Sometimes I open it and nothing falls out. Other times, I’m not so lucky. Stuffed-to-the-gills refrigerators really stress me out, and this represents the norm when the garden produce rolls in this time of year. Don’t get me wrong, I’m thankful for the bounty, but this chaos and disorder causes my brain to go into overdrive and shut down in self-defense. Can’t. Focus. Make. It. Stop.
I hate to waste any food, don’t want one little bit to go bad, but at this point, waste is almost inevitable. For one thing, poor air circulation in over-full fridges creates cold spots, freezing and ruining tender veggies, like lettuce. Then, there’s the food that just gets lost, pushed back in some deep, dark corner, only to be discovered a month later, a special science experiment, green and fuzzy, fresh from your fridge. Sometimes this almost makes me cry — I recently discovered a jar of really delicious, locally grown and produced salsa, that came none too cheap, still one-third full and subjected to the mold bug. So sad and such a waste.

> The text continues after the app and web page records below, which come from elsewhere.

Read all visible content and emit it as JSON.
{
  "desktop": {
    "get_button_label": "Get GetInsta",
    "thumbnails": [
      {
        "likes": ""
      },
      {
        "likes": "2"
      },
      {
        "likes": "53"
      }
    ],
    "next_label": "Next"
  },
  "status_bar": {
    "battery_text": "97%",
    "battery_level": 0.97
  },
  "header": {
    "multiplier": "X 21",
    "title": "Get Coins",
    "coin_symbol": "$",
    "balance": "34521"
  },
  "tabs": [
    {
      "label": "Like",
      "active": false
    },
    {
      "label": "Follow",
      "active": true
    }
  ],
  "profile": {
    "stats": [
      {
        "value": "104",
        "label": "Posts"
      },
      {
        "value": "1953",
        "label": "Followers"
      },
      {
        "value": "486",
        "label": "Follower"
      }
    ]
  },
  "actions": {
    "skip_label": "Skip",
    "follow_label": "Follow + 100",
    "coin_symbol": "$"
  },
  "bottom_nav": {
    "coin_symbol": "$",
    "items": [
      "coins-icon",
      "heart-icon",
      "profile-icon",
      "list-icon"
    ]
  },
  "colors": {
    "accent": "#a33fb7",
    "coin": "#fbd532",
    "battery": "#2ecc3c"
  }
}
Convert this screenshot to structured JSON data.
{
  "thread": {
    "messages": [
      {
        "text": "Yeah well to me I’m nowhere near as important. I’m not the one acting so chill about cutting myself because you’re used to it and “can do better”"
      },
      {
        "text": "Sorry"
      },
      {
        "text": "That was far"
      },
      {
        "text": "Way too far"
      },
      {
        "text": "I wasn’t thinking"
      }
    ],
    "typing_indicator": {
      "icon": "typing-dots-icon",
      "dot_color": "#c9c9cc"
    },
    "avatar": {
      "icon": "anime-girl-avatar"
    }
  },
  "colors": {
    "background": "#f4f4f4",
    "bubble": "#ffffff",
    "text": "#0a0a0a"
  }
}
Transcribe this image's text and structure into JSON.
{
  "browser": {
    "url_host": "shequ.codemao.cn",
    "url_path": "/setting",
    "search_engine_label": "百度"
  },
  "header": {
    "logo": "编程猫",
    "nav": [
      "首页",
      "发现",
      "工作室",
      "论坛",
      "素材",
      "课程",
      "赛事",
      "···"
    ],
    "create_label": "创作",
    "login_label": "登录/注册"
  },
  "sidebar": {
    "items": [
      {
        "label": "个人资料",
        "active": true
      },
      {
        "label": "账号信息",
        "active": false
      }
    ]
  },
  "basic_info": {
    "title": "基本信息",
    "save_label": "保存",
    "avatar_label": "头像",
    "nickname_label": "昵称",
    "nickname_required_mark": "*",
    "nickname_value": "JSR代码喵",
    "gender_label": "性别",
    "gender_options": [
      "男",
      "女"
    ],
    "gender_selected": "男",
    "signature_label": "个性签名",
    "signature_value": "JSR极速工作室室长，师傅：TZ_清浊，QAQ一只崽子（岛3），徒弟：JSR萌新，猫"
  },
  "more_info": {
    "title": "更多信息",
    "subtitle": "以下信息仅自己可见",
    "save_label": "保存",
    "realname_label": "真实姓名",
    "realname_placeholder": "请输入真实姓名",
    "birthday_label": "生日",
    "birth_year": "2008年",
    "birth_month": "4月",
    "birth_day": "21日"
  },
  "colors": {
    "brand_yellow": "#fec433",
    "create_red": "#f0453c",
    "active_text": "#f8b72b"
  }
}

I try to make mental lists of what we have and prioritize use, and we generally minimize our losses. As my husband likes to remind me, when I look in the refrigerator and my brain almost explodes, any garden goods that go bad can just go into the compost pile and feed future crops. But then why are they taking up space in the fridge in the first place?
Deep breaths. Count to ten.
I created this lunch around our homemade dill gravy and some leafy greens that top my current mental “use it or lose it” list.
What are your tricks for taming the refrigerator and minimizing food waste?
Oh man… I can SO relate to this one. I’ve totally got Fibber McGee’s refrigerator too. Actually, you’re probably WAY too young to get that reference. http://www.youtube.com/watch?v=h9FGC68YcwM
Anyhow, I have taken to freezing things, even leftovers or partially opened stuff that I just know I won’t have time to eat before it goes bad.
Thanks for the reminder about the freezer. That seems so obvious, but I often forget. I also have to remember that when the garden produce gets overwhelming, I should find a neighbor or coworker who would enjoy some of the bounty 🙂